Input for this task =>
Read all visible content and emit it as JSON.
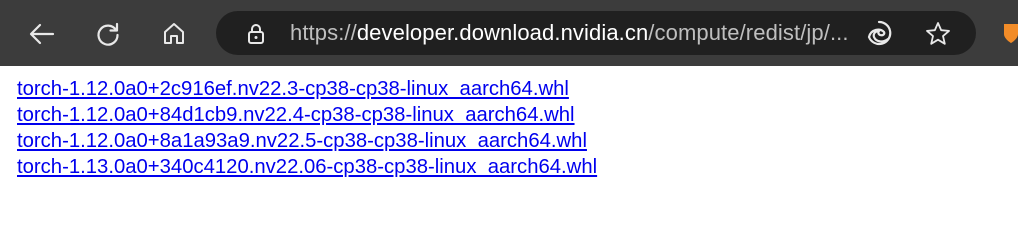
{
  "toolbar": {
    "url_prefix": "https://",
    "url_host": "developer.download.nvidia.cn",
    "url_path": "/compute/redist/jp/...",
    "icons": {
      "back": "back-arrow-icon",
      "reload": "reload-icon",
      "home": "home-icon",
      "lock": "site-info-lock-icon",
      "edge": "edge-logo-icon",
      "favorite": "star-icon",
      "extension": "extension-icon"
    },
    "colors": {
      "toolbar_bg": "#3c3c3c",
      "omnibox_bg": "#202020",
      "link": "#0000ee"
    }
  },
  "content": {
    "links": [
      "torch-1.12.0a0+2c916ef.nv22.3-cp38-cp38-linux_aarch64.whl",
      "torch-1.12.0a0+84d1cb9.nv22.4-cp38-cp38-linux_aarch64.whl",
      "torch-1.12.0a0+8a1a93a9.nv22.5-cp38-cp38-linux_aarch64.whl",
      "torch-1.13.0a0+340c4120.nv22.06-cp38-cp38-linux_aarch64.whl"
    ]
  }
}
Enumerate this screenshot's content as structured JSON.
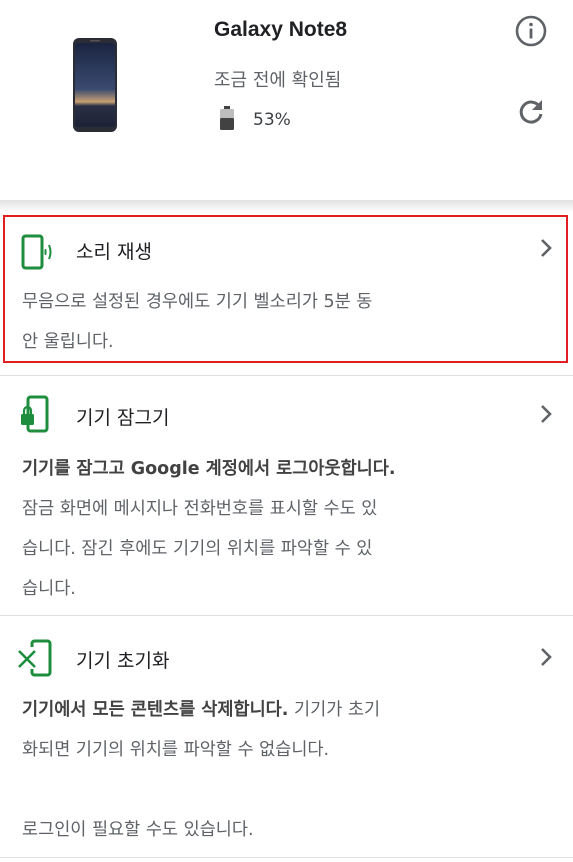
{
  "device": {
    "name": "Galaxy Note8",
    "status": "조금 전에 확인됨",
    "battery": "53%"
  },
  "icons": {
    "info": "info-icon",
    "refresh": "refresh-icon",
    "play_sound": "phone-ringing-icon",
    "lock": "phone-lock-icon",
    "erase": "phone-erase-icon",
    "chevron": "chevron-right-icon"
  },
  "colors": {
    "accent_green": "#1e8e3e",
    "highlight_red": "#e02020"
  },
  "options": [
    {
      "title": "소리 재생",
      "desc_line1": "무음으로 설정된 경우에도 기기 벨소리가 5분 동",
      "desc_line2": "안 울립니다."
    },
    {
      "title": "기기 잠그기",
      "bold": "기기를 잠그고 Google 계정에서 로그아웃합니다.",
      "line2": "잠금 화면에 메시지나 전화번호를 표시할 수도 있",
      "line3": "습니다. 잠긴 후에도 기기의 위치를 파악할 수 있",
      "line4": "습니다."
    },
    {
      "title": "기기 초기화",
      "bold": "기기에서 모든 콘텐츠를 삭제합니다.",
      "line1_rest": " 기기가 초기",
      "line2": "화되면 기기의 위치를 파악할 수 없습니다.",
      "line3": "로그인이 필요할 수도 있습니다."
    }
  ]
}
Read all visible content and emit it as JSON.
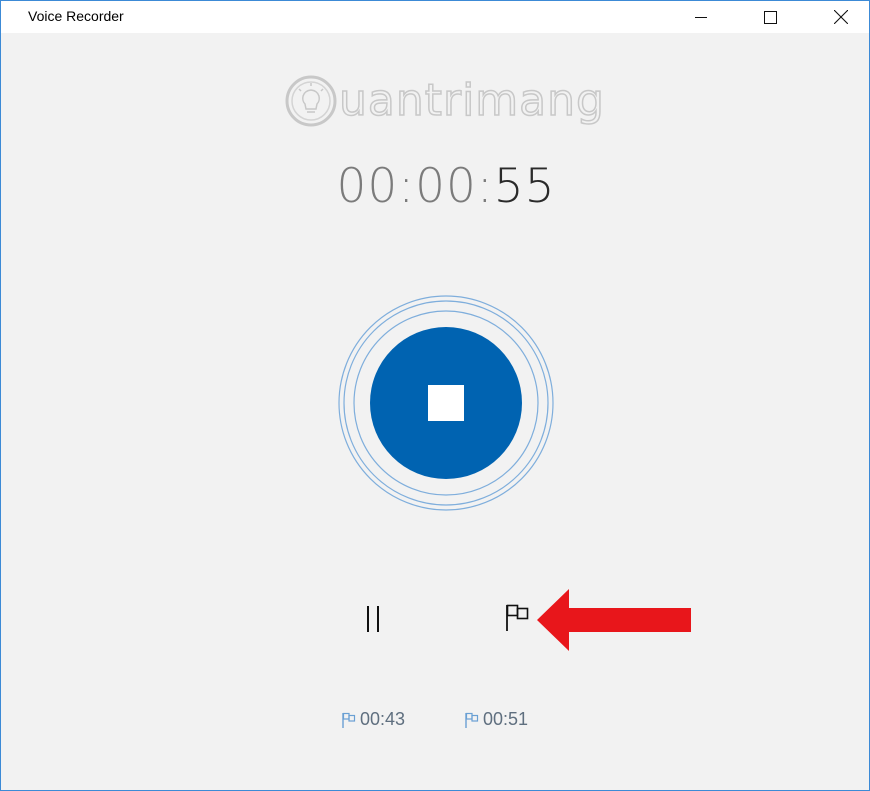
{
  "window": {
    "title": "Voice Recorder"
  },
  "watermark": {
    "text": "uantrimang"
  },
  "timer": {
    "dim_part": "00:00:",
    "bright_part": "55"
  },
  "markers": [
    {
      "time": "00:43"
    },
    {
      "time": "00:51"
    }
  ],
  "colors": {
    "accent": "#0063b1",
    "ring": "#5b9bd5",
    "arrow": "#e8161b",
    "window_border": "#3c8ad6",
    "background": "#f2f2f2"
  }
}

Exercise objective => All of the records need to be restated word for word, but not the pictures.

Solved exercise =>
Read all visible content and emit it as JSON.
{
  "toolbar": {
    "url_prefix": "https://",
    "url_host": "developer.download.nvidia.cn",
    "url_path": "/compute/redist/jp/...",
    "icons": {
      "back": "back-arrow-icon",
      "reload": "reload-icon",
      "home": "home-icon",
      "lock": "site-info-lock-icon",
      "edge": "edge-logo-icon",
      "favorite": "star-icon",
      "extension": "extension-icon"
    },
    "colors": {
      "toolbar_bg": "#3c3c3c",
      "omnibox_bg": "#202020",
      "link": "#0000ee"
    }
  },
  "content": {
    "links": [
      "torch-1.12.0a0+2c916ef.nv22.3-cp38-cp38-linux_aarch64.whl",
      "torch-1.12.0a0+84d1cb9.nv22.4-cp38-cp38-linux_aarch64.whl",
      "torch-1.12.0a0+8a1a93a9.nv22.5-cp38-cp38-linux_aarch64.whl",
      "torch-1.13.0a0+340c4120.nv22.06-cp38-cp38-linux_aarch64.whl"
    ]
  }
}
Enumerate this screenshot's content as structured JSON.
{
  "device": {
    "name": "Galaxy Note8",
    "status": "조금 전에 확인됨",
    "battery": "53%"
  },
  "icons": {
    "info": "info-icon",
    "refresh": "refresh-icon",
    "play_sound": "phone-ringing-icon",
    "lock": "phone-lock-icon",
    "erase": "phone-erase-icon",
    "chevron": "chevron-right-icon"
  },
  "colors": {
    "accent_green": "#1e8e3e",
    "highlight_red": "#e02020"
  },
  "options": [
    {
      "title": "소리 재생",
      "desc_line1": "무음으로 설정된 경우에도 기기 벨소리가 5분 동",
      "desc_line2": "안 울립니다."
    },
    {
      "title": "기기 잠그기",
      "bold": "기기를 잠그고 Google 계정에서 로그아웃합니다.",
      "line2": "잠금 화면에 메시지나 전화번호를 표시할 수도 있",
      "line3": "습니다. 잠긴 후에도 기기의 위치를 파악할 수 있",
      "line4": "습니다."
    },
    {
      "title": "기기 초기화",
      "bold": "기기에서 모든 콘텐츠를 삭제합니다.",
      "line1_rest": " 기기가 초기",
      "line2": "화되면 기기의 위치를 파악할 수 없습니다.",
      "line3": "로그인이 필요할 수도 있습니다."
    }
  ]
}
Read all visible content and emit it as JSON.
{
  "window": {
    "title": "Voice Recorder"
  },
  "watermark": {
    "text": "uantrimang"
  },
  "timer": {
    "dim_part": "00:00:",
    "bright_part": "55"
  },
  "markers": [
    {
      "time": "00:43"
    },
    {
      "time": "00:51"
    }
  ],
  "colors": {
    "accent": "#0063b1",
    "ring": "#5b9bd5",
    "arrow": "#e8161b",
    "window_border": "#3c8ad6",
    "background": "#f2f2f2"
  }
}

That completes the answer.